tism, under all modes of polity, was your temptation to violate property, law, and religion, united in one object. But was the state of France so wretched and undone, that no other resource but rapine remained to preserve its existence: On this point I wish to receive some information. When the states met, was the condition of the finances of France such, that, after æconomising on principles of justice and mercy through all departments, no fair repartition of burthens upon all the orders could possibly restore them? If such an equal imposition would have been sufficient, you well know it might easily have been made. Mr. Necker, in the budget which he laid before the orders assembled at Versailles, made a detailed exposition of the state of the French nation *.

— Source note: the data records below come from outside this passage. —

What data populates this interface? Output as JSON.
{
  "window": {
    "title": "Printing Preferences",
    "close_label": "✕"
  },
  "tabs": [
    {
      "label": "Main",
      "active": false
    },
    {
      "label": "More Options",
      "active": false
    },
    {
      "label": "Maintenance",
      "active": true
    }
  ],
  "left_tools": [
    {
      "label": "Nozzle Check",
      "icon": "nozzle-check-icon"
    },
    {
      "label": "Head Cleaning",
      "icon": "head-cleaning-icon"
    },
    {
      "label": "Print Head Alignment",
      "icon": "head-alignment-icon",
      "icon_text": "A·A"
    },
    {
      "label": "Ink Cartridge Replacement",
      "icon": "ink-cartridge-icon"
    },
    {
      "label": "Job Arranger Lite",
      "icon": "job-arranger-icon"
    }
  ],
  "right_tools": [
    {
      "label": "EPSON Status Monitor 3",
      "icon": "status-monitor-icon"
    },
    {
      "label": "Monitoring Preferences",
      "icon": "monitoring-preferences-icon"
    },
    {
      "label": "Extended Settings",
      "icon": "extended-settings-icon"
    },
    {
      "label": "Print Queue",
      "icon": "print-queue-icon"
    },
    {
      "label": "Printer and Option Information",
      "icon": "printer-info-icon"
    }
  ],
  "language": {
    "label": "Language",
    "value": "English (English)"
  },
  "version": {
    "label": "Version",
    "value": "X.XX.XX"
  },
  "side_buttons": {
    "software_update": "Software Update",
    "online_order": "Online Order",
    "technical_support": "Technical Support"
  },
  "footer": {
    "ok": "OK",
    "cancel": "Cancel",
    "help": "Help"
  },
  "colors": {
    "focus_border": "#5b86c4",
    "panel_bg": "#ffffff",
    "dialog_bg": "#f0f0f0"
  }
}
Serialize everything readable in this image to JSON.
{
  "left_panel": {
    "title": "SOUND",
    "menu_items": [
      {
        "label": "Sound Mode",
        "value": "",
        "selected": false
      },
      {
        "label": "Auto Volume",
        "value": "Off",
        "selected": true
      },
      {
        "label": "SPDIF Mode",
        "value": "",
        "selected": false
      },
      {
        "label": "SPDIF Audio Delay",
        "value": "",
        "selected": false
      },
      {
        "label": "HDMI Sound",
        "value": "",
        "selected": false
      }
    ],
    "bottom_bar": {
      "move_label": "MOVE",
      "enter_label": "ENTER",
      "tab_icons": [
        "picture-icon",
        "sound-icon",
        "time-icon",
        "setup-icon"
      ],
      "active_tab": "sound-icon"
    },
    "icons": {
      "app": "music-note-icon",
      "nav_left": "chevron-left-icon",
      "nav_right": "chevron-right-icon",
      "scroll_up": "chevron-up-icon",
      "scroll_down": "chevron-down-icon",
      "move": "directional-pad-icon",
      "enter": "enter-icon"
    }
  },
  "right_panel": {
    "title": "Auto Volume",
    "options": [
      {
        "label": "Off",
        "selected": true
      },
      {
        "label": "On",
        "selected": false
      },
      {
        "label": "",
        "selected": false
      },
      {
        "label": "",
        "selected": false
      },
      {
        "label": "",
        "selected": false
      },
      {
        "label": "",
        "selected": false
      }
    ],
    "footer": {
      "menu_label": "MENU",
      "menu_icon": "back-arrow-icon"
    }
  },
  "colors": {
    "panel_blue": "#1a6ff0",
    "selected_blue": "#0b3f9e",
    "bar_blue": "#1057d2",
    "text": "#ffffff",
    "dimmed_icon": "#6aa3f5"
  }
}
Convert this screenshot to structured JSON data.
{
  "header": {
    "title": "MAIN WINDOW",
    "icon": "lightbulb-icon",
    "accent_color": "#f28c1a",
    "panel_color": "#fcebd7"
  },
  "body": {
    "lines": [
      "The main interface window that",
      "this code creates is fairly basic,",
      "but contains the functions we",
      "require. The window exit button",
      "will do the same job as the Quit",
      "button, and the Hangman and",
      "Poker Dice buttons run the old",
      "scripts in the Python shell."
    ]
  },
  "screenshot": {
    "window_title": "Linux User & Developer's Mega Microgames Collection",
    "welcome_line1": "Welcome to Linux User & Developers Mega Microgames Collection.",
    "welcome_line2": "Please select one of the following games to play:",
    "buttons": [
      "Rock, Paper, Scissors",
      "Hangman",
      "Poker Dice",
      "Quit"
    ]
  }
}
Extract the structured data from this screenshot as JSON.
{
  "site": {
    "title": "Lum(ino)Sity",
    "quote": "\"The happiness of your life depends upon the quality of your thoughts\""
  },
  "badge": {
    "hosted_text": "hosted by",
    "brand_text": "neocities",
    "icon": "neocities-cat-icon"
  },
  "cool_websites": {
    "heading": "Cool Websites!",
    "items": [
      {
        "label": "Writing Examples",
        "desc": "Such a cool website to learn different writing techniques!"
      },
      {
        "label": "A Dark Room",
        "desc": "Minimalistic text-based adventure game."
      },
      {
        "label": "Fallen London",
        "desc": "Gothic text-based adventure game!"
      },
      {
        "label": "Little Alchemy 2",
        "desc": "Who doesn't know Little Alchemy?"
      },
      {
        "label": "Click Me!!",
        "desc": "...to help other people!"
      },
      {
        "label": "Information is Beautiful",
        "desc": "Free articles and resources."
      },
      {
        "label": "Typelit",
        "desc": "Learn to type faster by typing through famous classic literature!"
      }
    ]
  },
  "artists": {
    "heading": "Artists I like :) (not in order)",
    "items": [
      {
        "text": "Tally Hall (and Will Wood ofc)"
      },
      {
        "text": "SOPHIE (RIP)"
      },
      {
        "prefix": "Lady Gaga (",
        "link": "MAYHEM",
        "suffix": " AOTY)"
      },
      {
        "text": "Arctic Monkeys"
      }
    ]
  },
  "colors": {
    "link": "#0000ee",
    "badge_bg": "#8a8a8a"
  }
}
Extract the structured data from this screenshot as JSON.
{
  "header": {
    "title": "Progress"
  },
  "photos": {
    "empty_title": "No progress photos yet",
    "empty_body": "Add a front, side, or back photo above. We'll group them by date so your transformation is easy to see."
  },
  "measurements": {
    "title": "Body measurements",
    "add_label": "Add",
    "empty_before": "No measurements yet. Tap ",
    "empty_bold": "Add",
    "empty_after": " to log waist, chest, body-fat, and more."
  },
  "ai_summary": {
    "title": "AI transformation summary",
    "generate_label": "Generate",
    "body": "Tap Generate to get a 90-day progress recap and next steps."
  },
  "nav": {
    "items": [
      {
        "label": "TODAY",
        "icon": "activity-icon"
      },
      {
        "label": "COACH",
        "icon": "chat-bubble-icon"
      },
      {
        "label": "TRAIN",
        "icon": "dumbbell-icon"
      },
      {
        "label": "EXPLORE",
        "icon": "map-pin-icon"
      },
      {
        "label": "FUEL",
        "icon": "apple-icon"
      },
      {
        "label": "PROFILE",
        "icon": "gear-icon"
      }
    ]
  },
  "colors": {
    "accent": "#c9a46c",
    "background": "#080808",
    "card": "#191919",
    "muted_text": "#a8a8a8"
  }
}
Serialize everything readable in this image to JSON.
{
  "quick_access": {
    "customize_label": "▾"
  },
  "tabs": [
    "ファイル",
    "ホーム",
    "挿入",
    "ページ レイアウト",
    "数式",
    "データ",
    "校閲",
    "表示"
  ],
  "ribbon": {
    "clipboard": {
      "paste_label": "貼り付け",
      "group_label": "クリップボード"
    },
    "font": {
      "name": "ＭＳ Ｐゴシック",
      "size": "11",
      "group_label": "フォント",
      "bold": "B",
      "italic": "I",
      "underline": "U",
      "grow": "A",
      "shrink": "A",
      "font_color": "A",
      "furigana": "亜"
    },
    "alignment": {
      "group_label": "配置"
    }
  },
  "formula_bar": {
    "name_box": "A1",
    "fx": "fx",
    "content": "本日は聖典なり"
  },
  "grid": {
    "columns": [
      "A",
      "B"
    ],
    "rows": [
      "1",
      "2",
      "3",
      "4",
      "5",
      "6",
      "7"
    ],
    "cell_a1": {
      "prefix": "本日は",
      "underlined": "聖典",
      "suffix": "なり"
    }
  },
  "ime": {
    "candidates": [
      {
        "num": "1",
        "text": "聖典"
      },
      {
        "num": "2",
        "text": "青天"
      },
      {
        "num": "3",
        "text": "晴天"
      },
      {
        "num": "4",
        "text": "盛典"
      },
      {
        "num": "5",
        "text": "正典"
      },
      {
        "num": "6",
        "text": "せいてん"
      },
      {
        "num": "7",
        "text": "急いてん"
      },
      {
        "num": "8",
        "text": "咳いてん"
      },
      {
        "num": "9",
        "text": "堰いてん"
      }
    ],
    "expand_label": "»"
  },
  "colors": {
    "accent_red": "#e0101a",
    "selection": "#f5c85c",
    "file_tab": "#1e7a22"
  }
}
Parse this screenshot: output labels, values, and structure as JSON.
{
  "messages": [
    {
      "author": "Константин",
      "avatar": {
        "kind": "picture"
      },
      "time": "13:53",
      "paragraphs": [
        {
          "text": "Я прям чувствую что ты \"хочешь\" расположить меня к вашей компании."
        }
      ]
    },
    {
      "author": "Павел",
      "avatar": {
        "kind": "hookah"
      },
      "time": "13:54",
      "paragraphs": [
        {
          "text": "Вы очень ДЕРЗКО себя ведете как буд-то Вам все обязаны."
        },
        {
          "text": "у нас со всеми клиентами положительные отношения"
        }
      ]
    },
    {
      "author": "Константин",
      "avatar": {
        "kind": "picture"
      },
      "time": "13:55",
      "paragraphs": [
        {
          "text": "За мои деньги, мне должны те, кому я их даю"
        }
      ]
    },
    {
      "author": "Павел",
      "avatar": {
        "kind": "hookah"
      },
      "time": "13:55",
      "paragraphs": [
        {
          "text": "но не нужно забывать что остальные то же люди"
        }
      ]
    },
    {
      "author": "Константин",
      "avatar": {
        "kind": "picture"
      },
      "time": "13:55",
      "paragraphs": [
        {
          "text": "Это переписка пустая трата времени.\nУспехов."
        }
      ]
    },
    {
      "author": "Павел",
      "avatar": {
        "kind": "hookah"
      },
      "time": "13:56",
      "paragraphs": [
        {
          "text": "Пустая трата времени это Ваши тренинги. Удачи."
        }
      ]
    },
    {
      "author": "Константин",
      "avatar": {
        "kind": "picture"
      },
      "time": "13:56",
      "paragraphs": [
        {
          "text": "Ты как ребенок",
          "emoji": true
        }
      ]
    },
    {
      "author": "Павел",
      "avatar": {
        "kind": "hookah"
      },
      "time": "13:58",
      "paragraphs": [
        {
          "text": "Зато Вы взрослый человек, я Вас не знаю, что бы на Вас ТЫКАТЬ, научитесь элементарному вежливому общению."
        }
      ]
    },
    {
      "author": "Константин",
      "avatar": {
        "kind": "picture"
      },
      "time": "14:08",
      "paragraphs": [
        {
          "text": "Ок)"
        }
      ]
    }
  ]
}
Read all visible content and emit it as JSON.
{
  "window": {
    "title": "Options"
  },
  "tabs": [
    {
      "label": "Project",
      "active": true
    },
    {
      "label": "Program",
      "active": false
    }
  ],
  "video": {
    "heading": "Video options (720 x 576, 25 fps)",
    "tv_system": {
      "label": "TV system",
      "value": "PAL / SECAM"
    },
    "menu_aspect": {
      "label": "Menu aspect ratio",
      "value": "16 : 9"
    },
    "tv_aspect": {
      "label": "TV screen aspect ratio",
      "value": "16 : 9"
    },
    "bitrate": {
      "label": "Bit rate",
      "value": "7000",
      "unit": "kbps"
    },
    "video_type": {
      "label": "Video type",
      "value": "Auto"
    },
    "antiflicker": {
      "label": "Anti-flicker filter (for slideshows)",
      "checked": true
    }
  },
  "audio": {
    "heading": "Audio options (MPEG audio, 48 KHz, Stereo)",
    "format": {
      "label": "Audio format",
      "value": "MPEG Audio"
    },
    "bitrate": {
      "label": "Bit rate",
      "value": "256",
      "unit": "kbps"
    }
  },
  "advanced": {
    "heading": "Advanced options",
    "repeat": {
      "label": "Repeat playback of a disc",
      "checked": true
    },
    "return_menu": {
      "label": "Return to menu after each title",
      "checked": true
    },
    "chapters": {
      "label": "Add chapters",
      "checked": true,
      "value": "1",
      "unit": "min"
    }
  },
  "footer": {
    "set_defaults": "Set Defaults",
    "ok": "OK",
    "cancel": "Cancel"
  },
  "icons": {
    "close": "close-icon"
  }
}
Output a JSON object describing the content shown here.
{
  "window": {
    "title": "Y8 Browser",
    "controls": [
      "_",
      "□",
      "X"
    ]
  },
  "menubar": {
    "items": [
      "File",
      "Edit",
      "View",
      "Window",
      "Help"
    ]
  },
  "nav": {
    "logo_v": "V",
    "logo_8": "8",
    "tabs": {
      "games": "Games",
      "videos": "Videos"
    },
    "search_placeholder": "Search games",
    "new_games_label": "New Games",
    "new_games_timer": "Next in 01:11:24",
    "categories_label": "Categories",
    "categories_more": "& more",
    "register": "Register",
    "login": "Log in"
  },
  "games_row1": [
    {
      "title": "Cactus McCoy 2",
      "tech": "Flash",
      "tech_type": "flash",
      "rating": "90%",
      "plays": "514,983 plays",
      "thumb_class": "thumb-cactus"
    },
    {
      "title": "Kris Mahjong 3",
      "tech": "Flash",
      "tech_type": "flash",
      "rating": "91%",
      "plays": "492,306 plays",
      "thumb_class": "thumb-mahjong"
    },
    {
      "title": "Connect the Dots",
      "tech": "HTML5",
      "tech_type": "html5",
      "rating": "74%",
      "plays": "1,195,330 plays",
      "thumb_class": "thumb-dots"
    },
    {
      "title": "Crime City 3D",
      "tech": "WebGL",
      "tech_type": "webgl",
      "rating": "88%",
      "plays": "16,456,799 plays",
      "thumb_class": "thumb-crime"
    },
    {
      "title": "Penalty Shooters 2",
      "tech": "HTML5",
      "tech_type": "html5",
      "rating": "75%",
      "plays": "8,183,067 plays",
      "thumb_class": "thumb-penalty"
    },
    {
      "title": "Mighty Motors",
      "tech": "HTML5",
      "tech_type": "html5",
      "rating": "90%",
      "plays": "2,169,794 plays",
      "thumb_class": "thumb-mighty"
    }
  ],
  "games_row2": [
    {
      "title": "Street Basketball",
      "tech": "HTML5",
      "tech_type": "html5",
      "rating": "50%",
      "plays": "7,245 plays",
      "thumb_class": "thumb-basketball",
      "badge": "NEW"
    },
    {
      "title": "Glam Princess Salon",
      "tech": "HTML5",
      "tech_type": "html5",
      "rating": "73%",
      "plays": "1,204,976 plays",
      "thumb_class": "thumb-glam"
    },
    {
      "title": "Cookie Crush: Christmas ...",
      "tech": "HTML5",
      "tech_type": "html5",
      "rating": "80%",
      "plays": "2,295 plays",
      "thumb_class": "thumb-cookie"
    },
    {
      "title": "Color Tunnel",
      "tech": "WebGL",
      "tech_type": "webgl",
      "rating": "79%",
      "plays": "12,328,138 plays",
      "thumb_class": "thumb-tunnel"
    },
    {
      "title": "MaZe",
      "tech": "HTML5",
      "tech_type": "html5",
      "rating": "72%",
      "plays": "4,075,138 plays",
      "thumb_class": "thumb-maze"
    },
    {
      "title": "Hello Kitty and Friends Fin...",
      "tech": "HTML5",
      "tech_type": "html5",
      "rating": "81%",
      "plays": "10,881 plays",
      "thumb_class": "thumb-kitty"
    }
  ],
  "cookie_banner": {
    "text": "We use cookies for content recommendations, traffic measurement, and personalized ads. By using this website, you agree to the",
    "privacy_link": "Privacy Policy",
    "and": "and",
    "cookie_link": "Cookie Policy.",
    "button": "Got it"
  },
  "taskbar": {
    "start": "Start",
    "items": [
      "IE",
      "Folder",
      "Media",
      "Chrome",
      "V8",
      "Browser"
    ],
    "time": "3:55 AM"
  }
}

If we give credit to him, it was not necessary to have recourse to any new impositions whatsoever, to put the receipts of France on a balance with its expences. He stated the permanent charges of all descriptions, including the interest of a new loan of four hundred millions, at 531,444,000 livres ; the fixed revenue at 475,294,000, making the deficiency 56, 150,000, or short of 2,200,000 sterling. But to balance it, he brought forward savings and improvements of revenue (considered as entirely
• Rapport de Mons. le Directeur-Général des Finances, fait par ordre du Roi à Versailles. Mai 5, 1789.
been oppressive and unjust, but it would not have been aitogether ruinous to those on whom it was imposed; and therefore it would not have answered the real purpose of the managers.
Perhaps persons, unacquainted with the state of France, on hearing the clergy and the noblesse were privileged in point of taxation, may be led to imagine, that previous to the revolution these bodies had contributed nothing to the state. This is a great mistake. They certainly did not contribute equally with each other, nor either of them equally with the commons. They both however contributed largely. Neither nobility nor clergy enjoyed any exemption from the excise on consumable commodities, from duties of custom, or from any of the other numerous indirect impositions, which in France, as well as here, make so very large a proportion of all pay: ments to the publick. The noblesse paid the capitation. They paid also a land-tax, called the twertieth penny, to the height sometimes of three, sometimes of four shillings in the pound; both of them direct impositions of no light nature, and no trivial produce. The clergy of the provinces annexed by conquest to France, (which in extent make about an eighth part of the whole, but in wealth a much larger proportion) paid likewise to the capitation and the twentieth penny, at the rate paid by the nobility. The clergy in the old